Skip to main content

What happens to sales taxes, corporate taxes, payroll taxes owed by a S-Corp after filing for bankruptcy? Are they discharged?

Atlanta, GA |

My partner and I are planning on closing our S Corp. We own approx. $5,000 on sales taxes, corporate taxes, payroll taxes. What happens to those taxes if we file bankruptcy? What happens to us personally if we file bankruptcy?
The S Corp does not owe anybody else except the above tax.

Attorney Answers 3


Some taxes are dischargeable in bankruptcy while some are not. Here you and your partner would be obligated personally for sales taxes and some of the payroll taxes. You need to get with a tax and bankrutpcy attorney in your area before you do anything.

Hope this helps. If you think this post was helpful, please check the thumbs up (helpful) tab below and/or designate my answer as best answer. Thanks.
Mr. Fromm is licensed to practice law in PA with offices in Philadelphia and Montgomery Counties. His phone number is 215-735-2336 or his email address is listed below.
Mr. Fromm is ethically required to state that the response herein is not legal advice and does not create an attorney/ client relationship. Also, there are no recognized legal specialties under Pennsylvania law. Any references to a trust, estate or tax lawyer refer only to the fact that Mr. Fromm limits his practice to these areas of the law. These responses are only in the form of legal education and are intended to only provide general information about the matter within the question. Oftentimes the question does not include significant and important facts and timelines that if known could significantly change the reply or make such reply unsuitable. Mr. Fromm strongly advises the questioner to confer with an attorney in their state in order to ensure proper advice is received.
By using this site you understand and agree that there is no attorney client relationship or confidentiality between you and the attorney responding. This site should not be used as a substitute for competent legal advice from a licensed attorney that practices in the subject area in your jurisdiction, who is familiar with your specific facts and all of the circumstances and with whom you have an attorney client relationship. The law changes frequently and varies from jurisdiction to jurisdiction. The information and materials provided are general in nature, and may not apply to a specific factual or legal circumstance described in the question or omitted from the question.
Circular 230 Disclaimer - Any information in this comment may not be used to eliminate or reduce penalties by the IRS or any other governmental agency.

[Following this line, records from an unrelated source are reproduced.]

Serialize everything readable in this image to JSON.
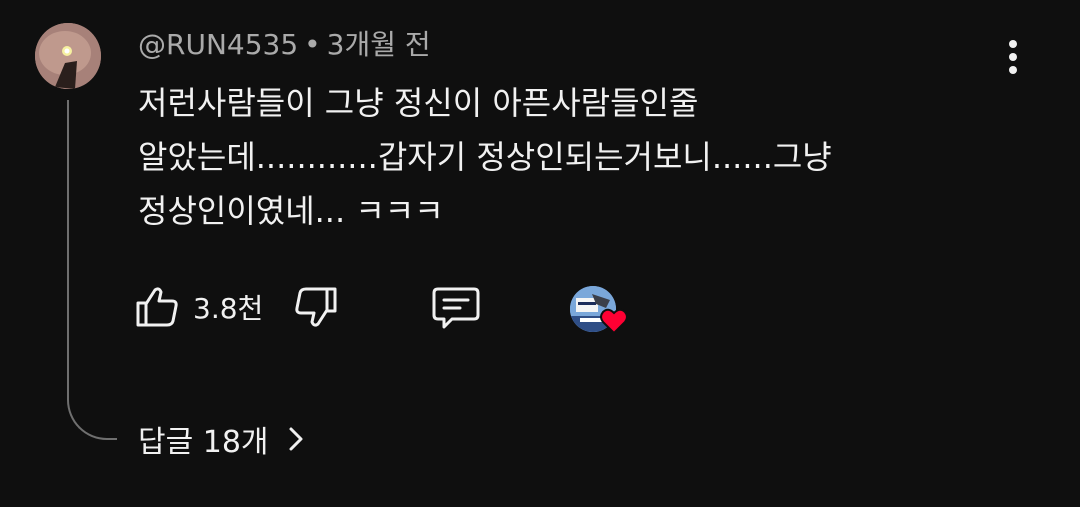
{
  "comment": {
    "author": "@RUN4535",
    "separator": "•",
    "timestamp": "3개월 전",
    "lines": [
      "저런사람들이 그냥 정신이 아픈사람들인줄",
      "알았는데............갑자기 정상인되는거보니......그냥",
      "정상인이였네... ㅋㅋㅋ"
    ]
  },
  "actions": {
    "like_count": "3.8천",
    "like_icon": "thumbs-up-icon",
    "dislike_icon": "thumbs-down-icon",
    "reply_icon": "comment-icon",
    "creator_heart": "creator-heart-icon"
  },
  "replies": {
    "label": "답글 18개"
  },
  "colors": {
    "background": "#0f0f0f",
    "text_primary": "#f1f1f1",
    "text_secondary": "#aaaaaa",
    "heart": "#ff0033",
    "thread_line": "#6f6f6f"
  }
}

Mark as helpful


Why would your corporation need to file bankruptcy if you don't owe anyone besides the taxes? Those taxes are usually not dischargeable, so filing bankruptcy wouldn't accomplish much. As always, check with a local bankruptcy attorney to find out what applies in your specific case.

Mark as helpful

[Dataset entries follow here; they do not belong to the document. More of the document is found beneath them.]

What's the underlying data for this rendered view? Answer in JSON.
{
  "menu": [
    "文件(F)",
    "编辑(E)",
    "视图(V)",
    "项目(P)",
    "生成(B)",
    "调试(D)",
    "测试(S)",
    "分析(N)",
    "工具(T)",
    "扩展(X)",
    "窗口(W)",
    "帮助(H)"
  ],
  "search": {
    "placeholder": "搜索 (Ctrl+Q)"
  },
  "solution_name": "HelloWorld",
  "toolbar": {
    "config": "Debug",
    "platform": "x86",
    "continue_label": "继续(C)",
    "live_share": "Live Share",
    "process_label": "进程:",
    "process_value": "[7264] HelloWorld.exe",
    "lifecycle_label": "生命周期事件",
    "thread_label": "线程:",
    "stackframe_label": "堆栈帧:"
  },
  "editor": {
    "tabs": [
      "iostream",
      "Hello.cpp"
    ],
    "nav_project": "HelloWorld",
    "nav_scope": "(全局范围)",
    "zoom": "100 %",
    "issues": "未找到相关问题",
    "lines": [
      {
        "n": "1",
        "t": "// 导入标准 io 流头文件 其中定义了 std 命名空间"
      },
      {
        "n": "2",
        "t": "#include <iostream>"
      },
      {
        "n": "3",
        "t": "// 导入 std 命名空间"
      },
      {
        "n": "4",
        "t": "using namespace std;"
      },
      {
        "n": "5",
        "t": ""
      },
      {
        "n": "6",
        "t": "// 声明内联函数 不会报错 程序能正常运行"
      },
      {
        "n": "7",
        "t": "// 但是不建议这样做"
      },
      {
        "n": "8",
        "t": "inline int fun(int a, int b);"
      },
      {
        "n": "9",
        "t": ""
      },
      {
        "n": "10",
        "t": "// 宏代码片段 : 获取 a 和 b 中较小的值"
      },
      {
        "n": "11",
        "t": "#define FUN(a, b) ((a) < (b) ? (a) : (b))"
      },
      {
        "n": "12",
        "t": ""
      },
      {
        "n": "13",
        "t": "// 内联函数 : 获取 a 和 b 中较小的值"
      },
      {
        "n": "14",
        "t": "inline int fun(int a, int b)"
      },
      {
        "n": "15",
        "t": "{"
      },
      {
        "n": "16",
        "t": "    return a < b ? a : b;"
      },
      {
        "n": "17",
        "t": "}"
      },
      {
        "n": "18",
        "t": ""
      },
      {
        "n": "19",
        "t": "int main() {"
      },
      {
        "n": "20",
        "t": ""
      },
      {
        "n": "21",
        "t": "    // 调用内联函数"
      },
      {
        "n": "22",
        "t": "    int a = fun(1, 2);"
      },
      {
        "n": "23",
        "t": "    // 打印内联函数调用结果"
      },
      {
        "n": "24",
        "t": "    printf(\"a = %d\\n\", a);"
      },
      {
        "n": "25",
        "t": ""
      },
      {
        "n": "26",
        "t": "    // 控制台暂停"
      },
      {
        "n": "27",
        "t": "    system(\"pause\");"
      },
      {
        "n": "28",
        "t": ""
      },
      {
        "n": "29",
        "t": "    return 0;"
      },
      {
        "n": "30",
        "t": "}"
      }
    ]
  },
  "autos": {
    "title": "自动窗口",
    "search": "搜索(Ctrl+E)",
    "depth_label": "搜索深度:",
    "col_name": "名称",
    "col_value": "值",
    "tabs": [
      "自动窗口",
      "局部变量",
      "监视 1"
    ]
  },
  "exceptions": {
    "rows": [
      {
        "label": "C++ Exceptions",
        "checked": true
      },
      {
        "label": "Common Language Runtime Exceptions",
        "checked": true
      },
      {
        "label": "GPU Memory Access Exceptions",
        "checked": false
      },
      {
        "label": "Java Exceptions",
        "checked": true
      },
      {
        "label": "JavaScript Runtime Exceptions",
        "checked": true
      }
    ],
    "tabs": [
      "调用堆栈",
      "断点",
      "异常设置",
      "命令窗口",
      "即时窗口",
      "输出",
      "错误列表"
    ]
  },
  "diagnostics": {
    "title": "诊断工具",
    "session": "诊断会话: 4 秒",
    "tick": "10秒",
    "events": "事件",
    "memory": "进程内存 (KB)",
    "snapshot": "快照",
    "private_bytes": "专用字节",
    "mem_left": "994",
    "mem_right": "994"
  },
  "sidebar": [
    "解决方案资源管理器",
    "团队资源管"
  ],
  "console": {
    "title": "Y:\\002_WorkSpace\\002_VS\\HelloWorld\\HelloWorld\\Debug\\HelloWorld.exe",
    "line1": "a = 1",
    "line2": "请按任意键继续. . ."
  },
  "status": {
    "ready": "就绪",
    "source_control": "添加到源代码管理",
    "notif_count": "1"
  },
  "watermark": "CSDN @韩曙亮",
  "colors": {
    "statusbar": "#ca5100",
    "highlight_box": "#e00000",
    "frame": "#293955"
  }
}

Some taxes are discharged in bankruptcy and others are not. Sales taxes and payroll are fiduciary taxes and are assessed a trust fund recovery penalty if they are not paid making responsible parties (owners, check signers, return signers) personally liable for the taxes. These taxes are not discharged in a bankruptcy. You are typically not personally liable for corporate taxes. You should consult with a local bankruptcy attorney familiar with these matters to review your particular situation.

Any individual seeking legal advice for their own situation should retain their own legal counsel as this response provides information that is general in nature and not specific to any person's unique situation. Circular 230 Disclaimer - Advice given in this response cannot be used to eliminate penalties with the IRS or any other governmental agency.

Mark as helpful

Business topics

Top tips from attorneys

What others are asking

Can't find what you're looking for?

Post a free question on our public forum.

Ask a Question

- or -

Search for lawyers by reviews and ratings.

Find a Lawyer

Browse all legal topics